Most Executives Have Made One Significant Purchase Of A Capital Good In Last Year, Says Survey

Around four-fifths, or 78 percent of middle-market executives have purchased a

Around four-fifths, or 78 percent of middle-market executives have purchased a capital good within the last year, according to a survey that was recently conducted by global finance firm CIT Group Inc. In addition, 78

Around four-fifths, or 78 percent of middle-market executives have purchased a capital good within the last year, according to a survey that was recently conducted by global finance firm CIT Group Inc. In addition, 78 percent indicated that they plan to make a capital goods purchase holding significant value in the next six-to-18 months.

These and other findings were the result of the study called the "U.S. Capital Goods and Equipment Financing Outlook: A Focus on Essential Acquisitions" that was released by CIT and Forbes Insights.

Study sample

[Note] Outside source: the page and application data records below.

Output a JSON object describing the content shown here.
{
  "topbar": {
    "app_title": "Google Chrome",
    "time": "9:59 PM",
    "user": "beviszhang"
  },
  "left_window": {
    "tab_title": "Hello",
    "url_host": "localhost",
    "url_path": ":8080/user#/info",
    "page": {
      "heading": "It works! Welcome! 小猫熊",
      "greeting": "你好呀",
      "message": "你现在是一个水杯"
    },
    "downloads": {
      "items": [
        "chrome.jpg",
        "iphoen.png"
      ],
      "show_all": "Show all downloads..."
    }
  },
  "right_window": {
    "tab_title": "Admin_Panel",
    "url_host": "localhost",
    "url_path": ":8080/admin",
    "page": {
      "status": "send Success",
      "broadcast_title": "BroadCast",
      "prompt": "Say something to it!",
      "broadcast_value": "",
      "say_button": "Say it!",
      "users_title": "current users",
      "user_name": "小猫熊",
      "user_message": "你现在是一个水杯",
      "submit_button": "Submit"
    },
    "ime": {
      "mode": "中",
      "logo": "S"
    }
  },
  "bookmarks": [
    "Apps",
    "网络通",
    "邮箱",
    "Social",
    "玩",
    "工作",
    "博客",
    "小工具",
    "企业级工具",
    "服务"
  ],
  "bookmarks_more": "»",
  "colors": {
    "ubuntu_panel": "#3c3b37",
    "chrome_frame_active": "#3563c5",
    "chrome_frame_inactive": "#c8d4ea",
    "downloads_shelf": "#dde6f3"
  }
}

The survey is the latest in the CIT Outlook Series of industry studies centered around the opinions of C-level executives working at middle market firms. The study was culled using data gathered from 279 of these executives, and involved their budgeting and decision making related to equipment financing and the purchase of capital goods.

"Our study found that, despite general economic uncertainties, more than a third of executives reported their business need was simply too strong to delay their equipment purchase," Ron Arrington, Global President of CIT Vendor Finance, said in the statement. "Executives also indicated that customer demand made such investments mandatory, or pointed to emerging opportunities that required new equipment. And as they seek to acquire new equipment, nearly two-thirds said the availability of vendor financing plays an important role in their decision making process."

Vince Belcastro, managing director and head of CIT Capital Equipment Finance, said in the statement that "executives overwhelmingly indicated their intent to acquire capital goods over the next six to 18 months. For buyers, this could present an opportunity to negotiate a good deal on assets that can go a long way toward improving efficiency or perhaps growing top-line revenues."

Crucial findings of the study

Cash is the most-commonly used means of buying new capital, with 54 percent of participants saying they would use this method for payment. The next-frequent method was credit, with 45 percent of respondents indicating they would use bank credit lines, 32 percent stating a preference for balance sheet financing and 27 percent indicating a preference for asset-backed financing.

Nearly two-thirds, or 62 percent of participants indicated that the ability of vendors to provide financing was an important factor when deciding who to work with.

The executives participating indicated that bolstering efficiency was a major motivator for buying new capital equipment, with 31 percent of respondents indicating that their recent capital purchase made their production process more efficient. 

Topics:
Products and Companies: